As Congress returns from recess, we hold out hope that they will make better use of this session than the last one and work to fulfill their campaign promises. But even while politicians in the House and Senate were away from Washington this week, state legislatures remained active.

All across the nation, conservative grassroots activists are pushing for laws that will limit the size and scope of the government, increase individual liberty and restore constitutionally-guaranteed rights. And they've had some remarkable successes in the past several weeks.

In Arizona, grassroots pushed to protect crucial civil and economic liberties. Although designed to target organized crime like drug cartels, civil asset forfeiture laws permitted police officers and prosecutors to seize property and money on the mere suspicion of a crime. This deprives citizens — who may never be arrested, charged, or convicted of a crime — of both their right to property and their right to due process, putting far too much power in the hands of lawyers and law enforcement.

Grassroots activists made their voices heard, making more than 9,000 contacts with officials. Gov. Doug Ducey, R-Ariz., signed the bill that makes seizing property more difficult and raises the standard for prosecutors by requiring "clear and convincing evidence" that property was used in a criminal activity.

Although centrist and liberal Republicans in Washington have flipped on their promises to protect the right of individuals to control their own healthcare, Iowa has made massive strides towards this key goal. "Right to try" legislation has passed in both chambers and is due to appear on Republican Gov. Terry Branstad's desk, thanks to the relentless work of state-level activists.

The legislation permits terminally-ill patients who can't get into clinical trials of drugs, after consulting with their doctor, to try drugs that have passed Phase I of FDA standards but have not yet been fully approved. To protect caregivers and insurance companies, the bill also allows hospice and insurance to refuse care and coverage to the patient after they have decided to take the drugs.

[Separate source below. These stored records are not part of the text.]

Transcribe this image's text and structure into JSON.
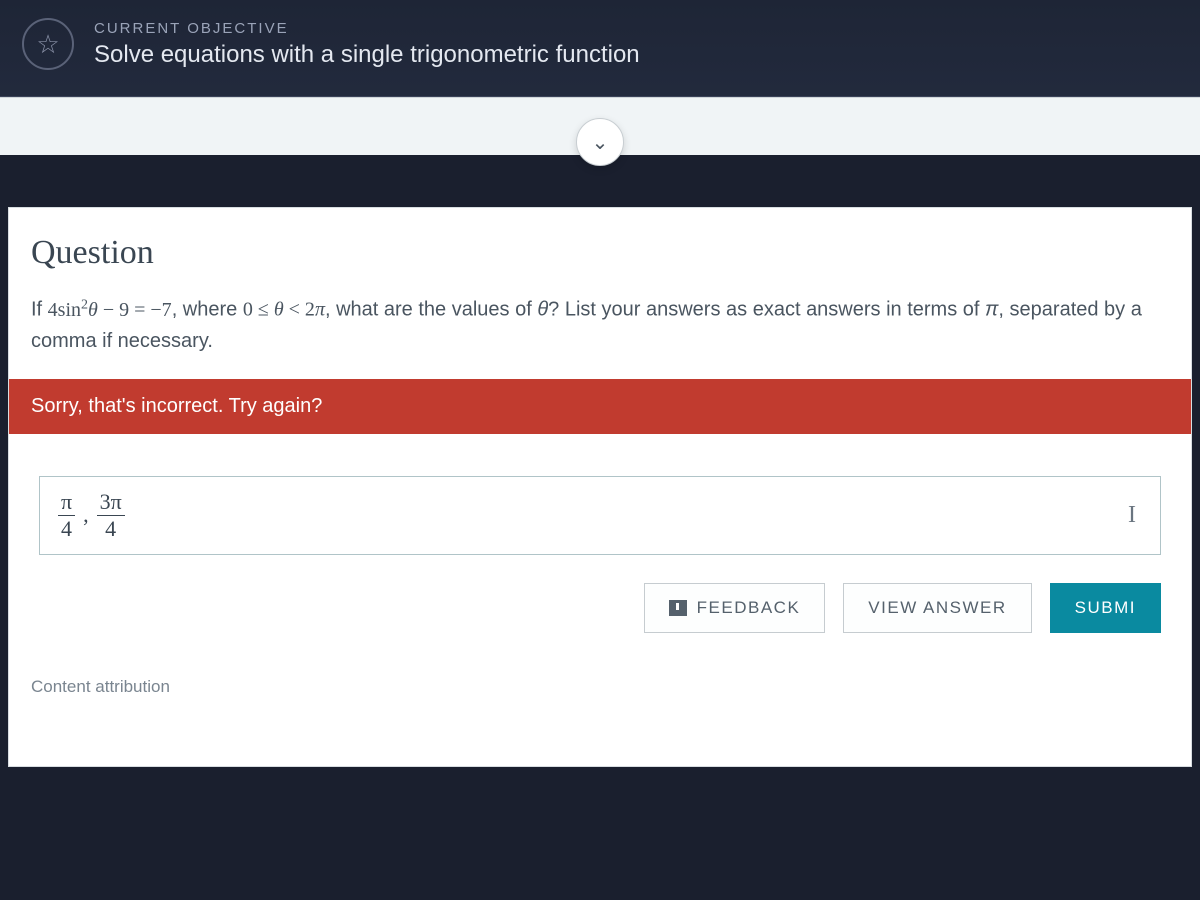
{
  "header": {
    "label": "CURRENT OBJECTIVE",
    "title": "Solve equations with a single trigonometric function"
  },
  "question": {
    "heading": "Question",
    "prompt_prefix": "If ",
    "equation": "4sin²θ − 9 = −7",
    "prompt_mid": ", where ",
    "domain": "0 ≤ θ < 2π",
    "prompt_suffix": ", what are the values of θ? List your answers as exact answers in terms of π, separated by a comma if necessary."
  },
  "error": {
    "message": "Sorry, that's incorrect. Try again?"
  },
  "answer": {
    "frac1": {
      "num": "π",
      "den": "4"
    },
    "sep": ",",
    "frac2": {
      "num": "3π",
      "den": "4"
    },
    "cursor_glyph": "I"
  },
  "buttons": {
    "feedback": "FEEDBACK",
    "view_answer": "VIEW ANSWER",
    "submit": "SUBMI"
  },
  "footer": {
    "attribution": "Content attribution"
  }
}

In Kentucky, conservative grassroots sent 4,000 messages to state legislators to support the criminal justice reform legislation SB 120. The bill passed through the House and the Senate and was just signed into law by Republican Gov. Matt Bevin. It makes significant reforms to improve Kentucky's criminal justice system, including permitting convicts to work minimum-wage jobs while in prison, letting them study for an occupational license, and making the process of obtaining these licenses fairer after release.

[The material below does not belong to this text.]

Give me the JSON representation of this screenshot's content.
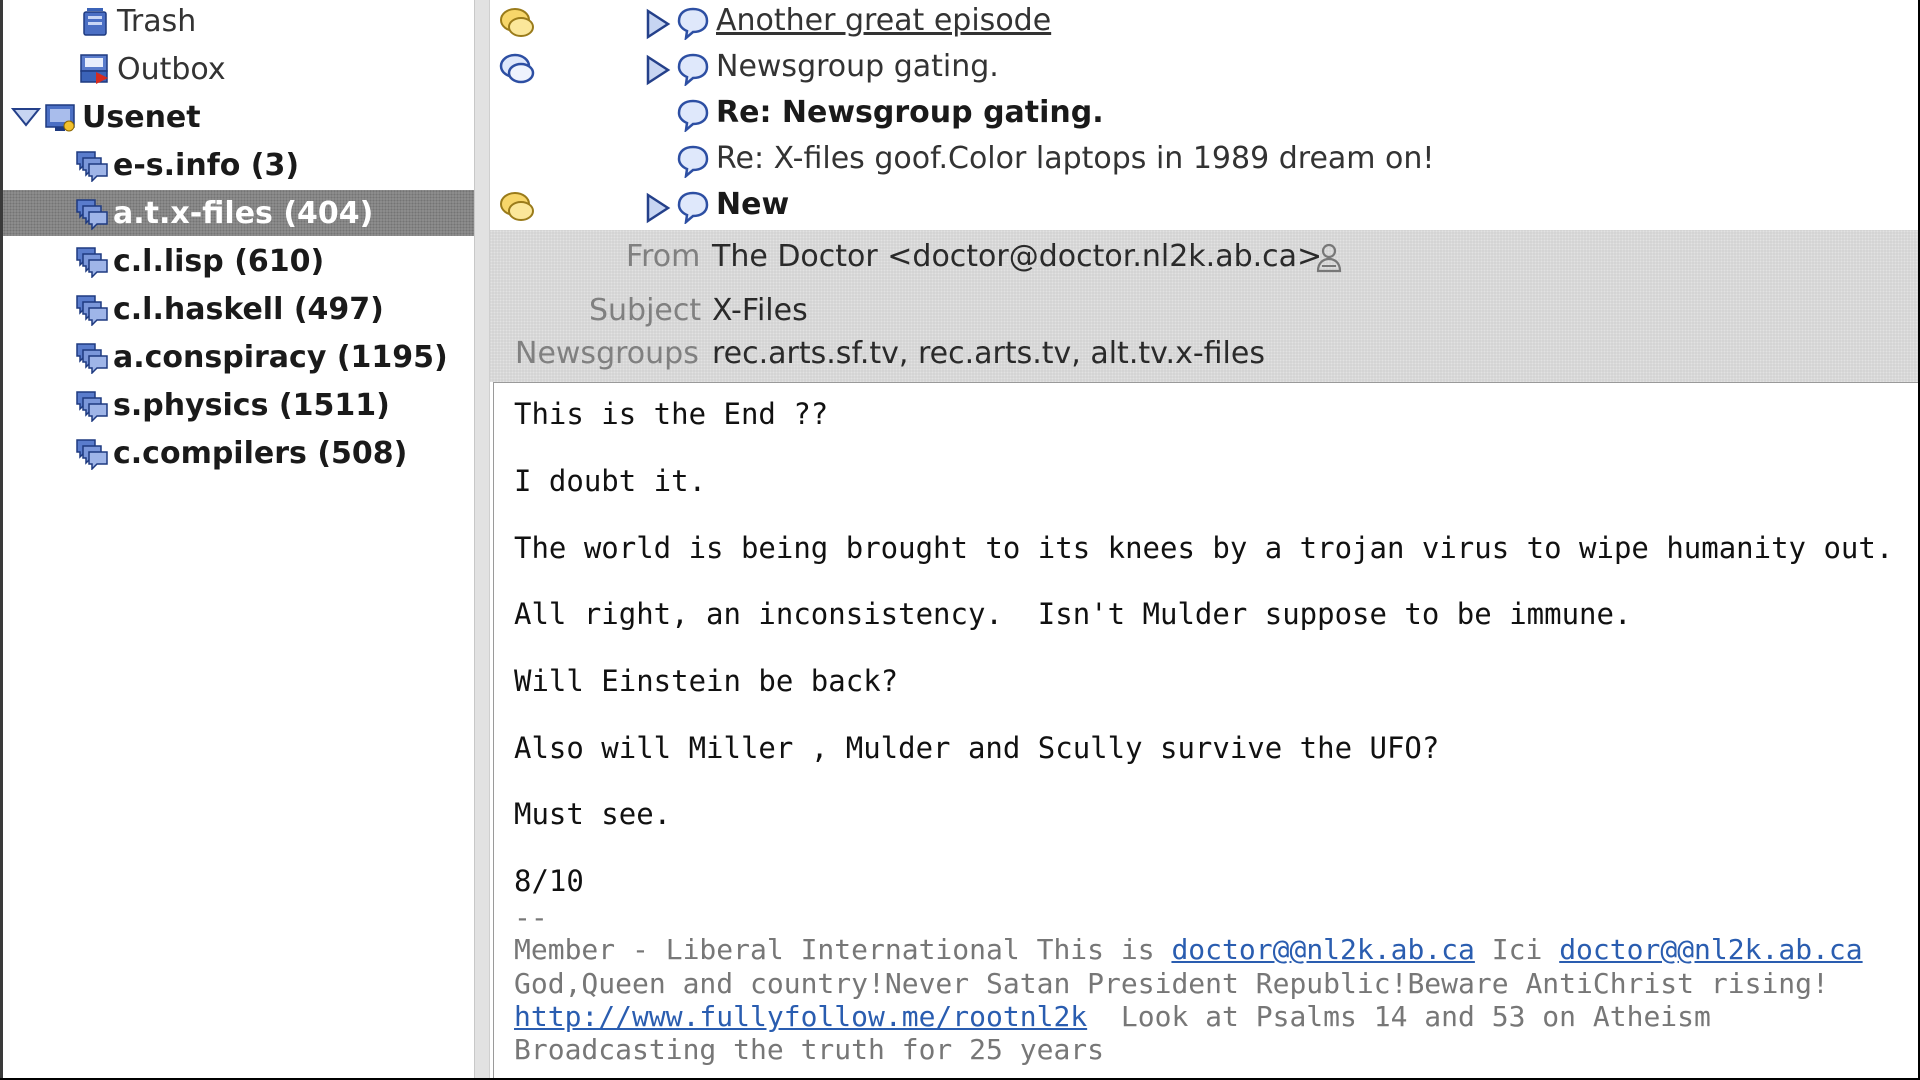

In addition to helping the currently incarcerated, the law also supports those who might be on their way to prison and those who have been released. It prevents law enforcement from imprisoning poor individuals because they cannot afford to pay their fines or court costs. It allows those on parole to lower their time by earning credits through good behavior. And it also creates substance-abuse and re-entry programs for those on parole and the formerly-incarcerated.

The combined impact of these reforms will reduce the amount of money taxpayers spend on corrections and increase public safety by incentivizing drug treatment and good behavior on the part of the formerly-incarcerated.

Lastly, in Missouri, the Senate passed term limit legislation that is on its way to the Missouri House for their approval. Conservative activists contacted the Senate 5,000 times to urge them to pass this legislation, which caps the number of terms a politician can serve and prevents the growth of a long-time political class at the state level.

We are proud to support these activists in all their hard work. It shows that they've really taken the principle of federalism to heart and pushed for some incredible experiments in freedom in their states. Let's hope federal Republicans take note of their accomplishments, and can apply some of the lessons from these "laboratories of democracy" in Washington.

Noah Wall (@NoahWWall) is a contributor to the Washington Examiner's Beltway Confidential blog. He is FreedomWorks' national director of campaigns.

If you would like to write an op-ed for the Washington Examiner, please read our guidelines on submissions here.